— Task brief —
Copy each line below containing "title".

———

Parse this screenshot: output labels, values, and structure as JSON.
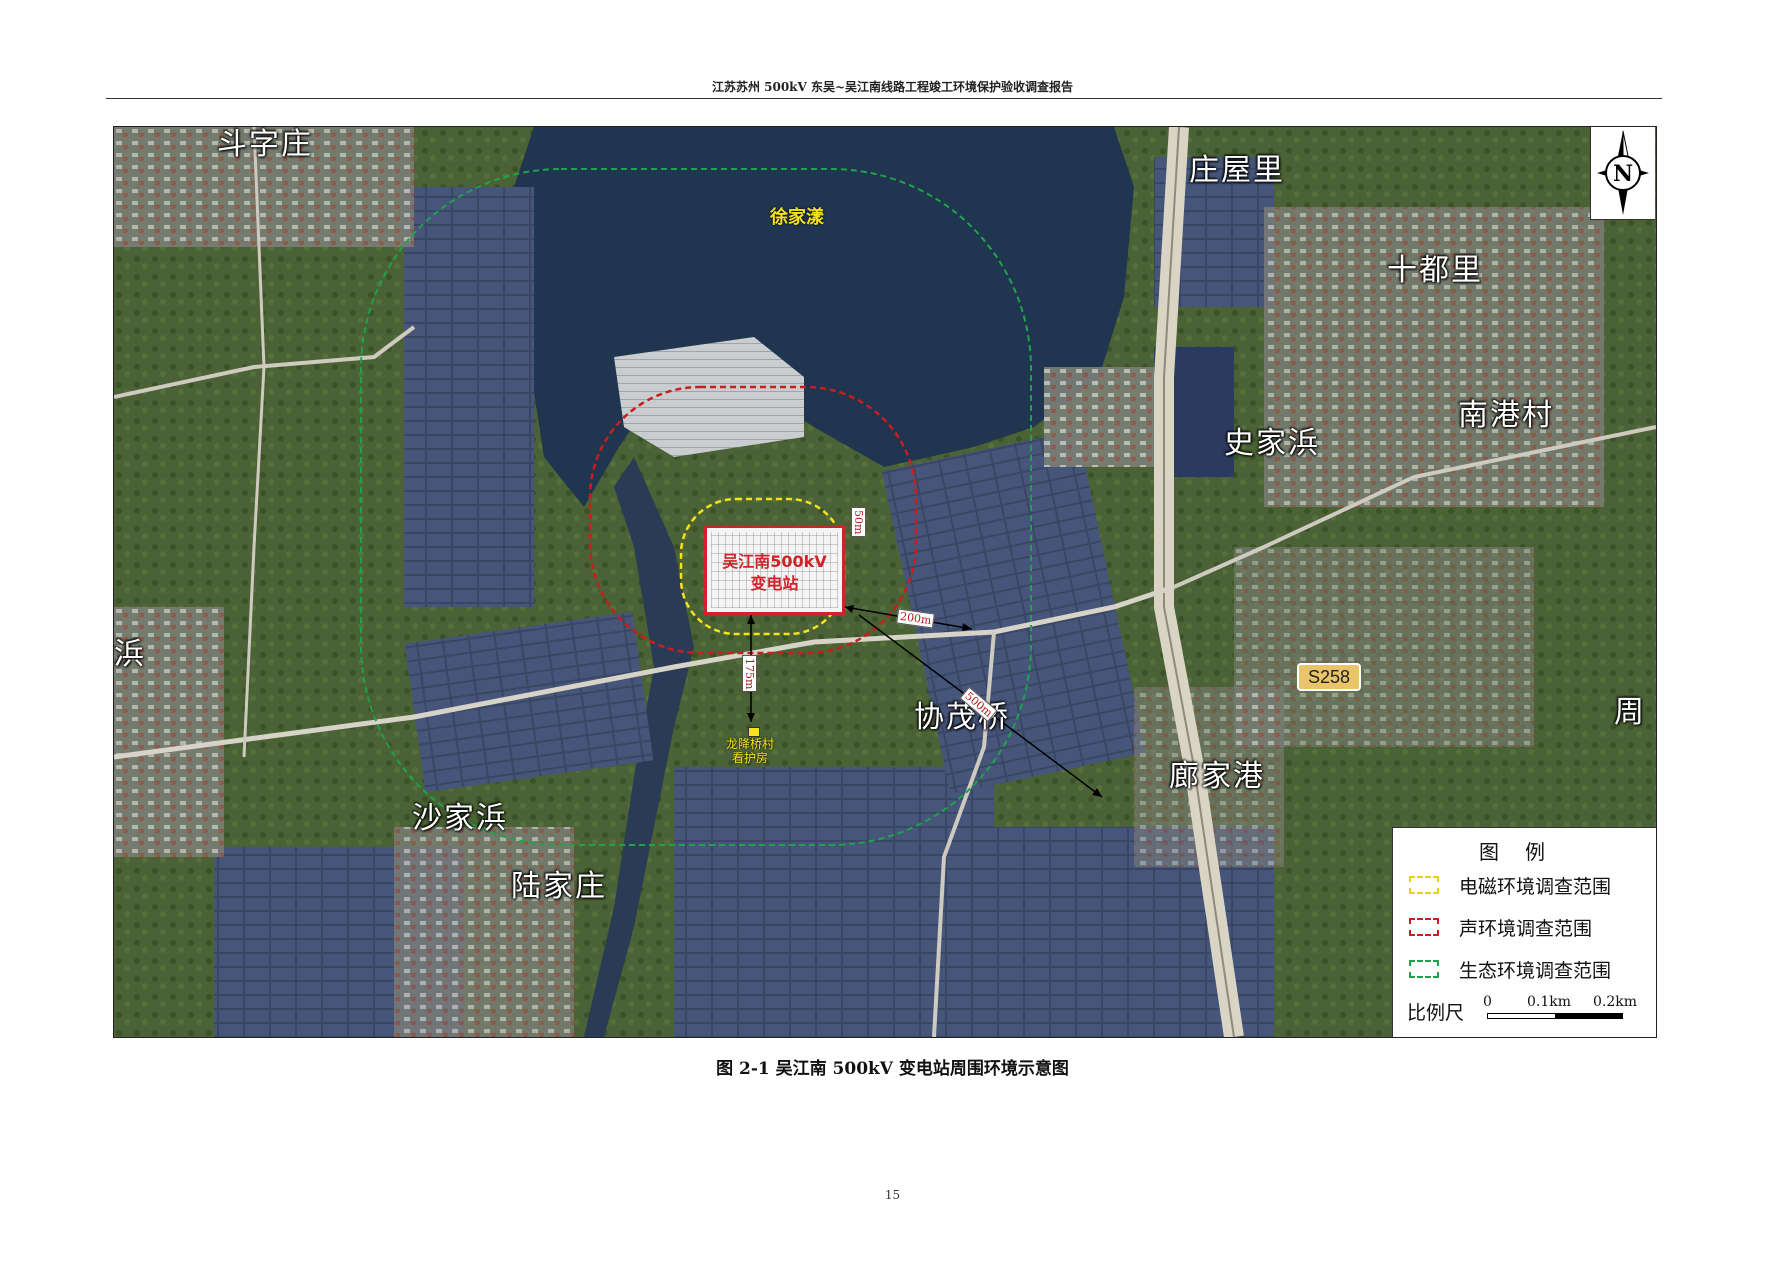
{
  "header": {
    "title": "江苏苏州 500kV 东吴~吴江南线路工程竣工环境保护验收调查报告"
  },
  "map": {
    "lake_label": "徐家漾",
    "place_names": {
      "douzizhuang": "斗字庄",
      "zhuangwuli": "庄屋里",
      "shiduli": "十都里",
      "nangangcun": "南港村",
      "shijiabang": "史家浜",
      "xiemaoqiao": "协茂桥",
      "langjiagang": "廊家港",
      "shajiabang": "沙家浜",
      "lujiazhuang": "陆家庄",
      "bang_edge": "浜",
      "zhou_edge": "周"
    },
    "road_badge": "S258",
    "substation": {
      "line1": "吴江南500kV",
      "line2": "变电站"
    },
    "distances": {
      "d50": "50m",
      "d175": "175m",
      "d200": "200m",
      "d500": "500m"
    },
    "guard_house": {
      "line1": "龙降桥村",
      "line2": "看护房"
    },
    "north_arrow_label": "N",
    "colors": {
      "em_range": "#f5e21a",
      "noise_range": "#c81e1e",
      "eco_range": "#1fa34a",
      "substation_border": "#d0222a",
      "water": "#1f3550",
      "vegetation": "#3e5a2a"
    },
    "legend": {
      "title": "图例",
      "items": [
        {
          "label": "电磁环境调查范围",
          "color": "#e8d21a"
        },
        {
          "label": "声环境调查范围",
          "color": "#c81e1e"
        },
        {
          "label": "生态环境调查范围",
          "color": "#1fa34a"
        }
      ],
      "scale_label": "比例尺",
      "scale_ticks": [
        "0",
        "0.1km",
        "0.2km"
      ]
    }
  },
  "caption": "图 2-1  吴江南 500kV 变电站周围环境示意图",
  "page_number": "15"
}
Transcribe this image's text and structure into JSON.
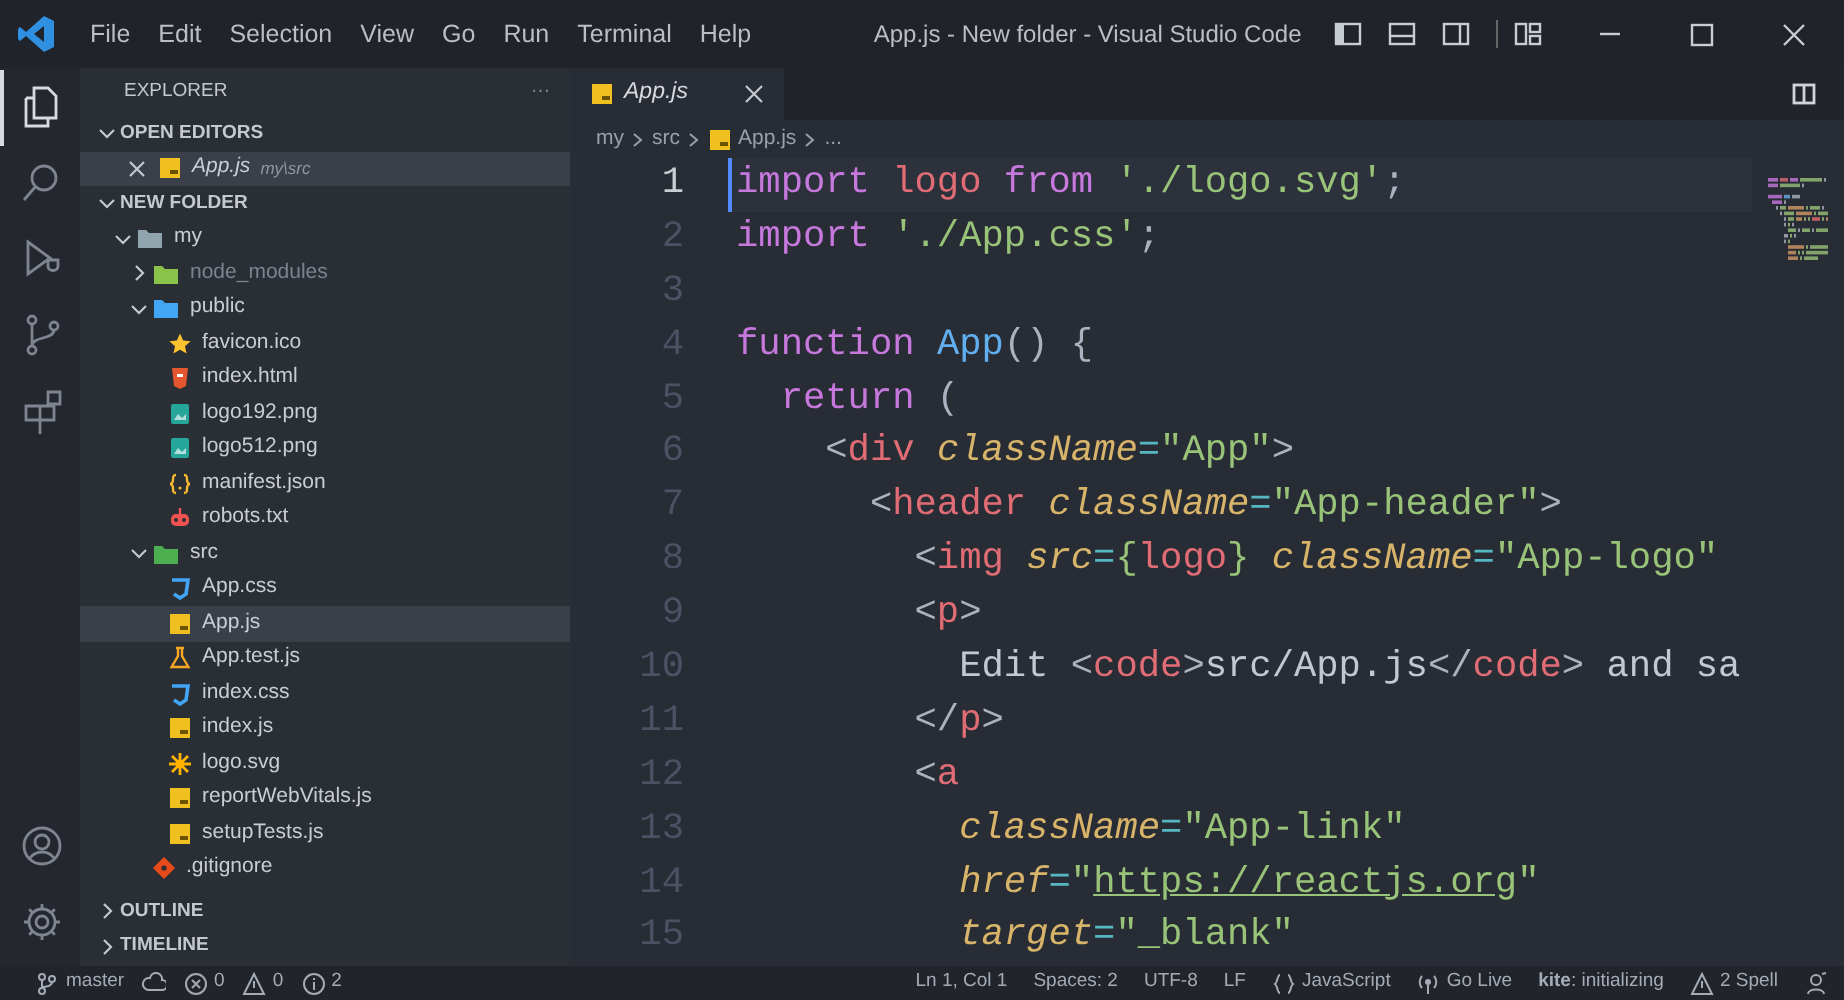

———

— Reply —
    "title": "江苏苏州 500kV 东吴~吴江南线路工程竣工环境保护验收调查报告"
      "title": "图例",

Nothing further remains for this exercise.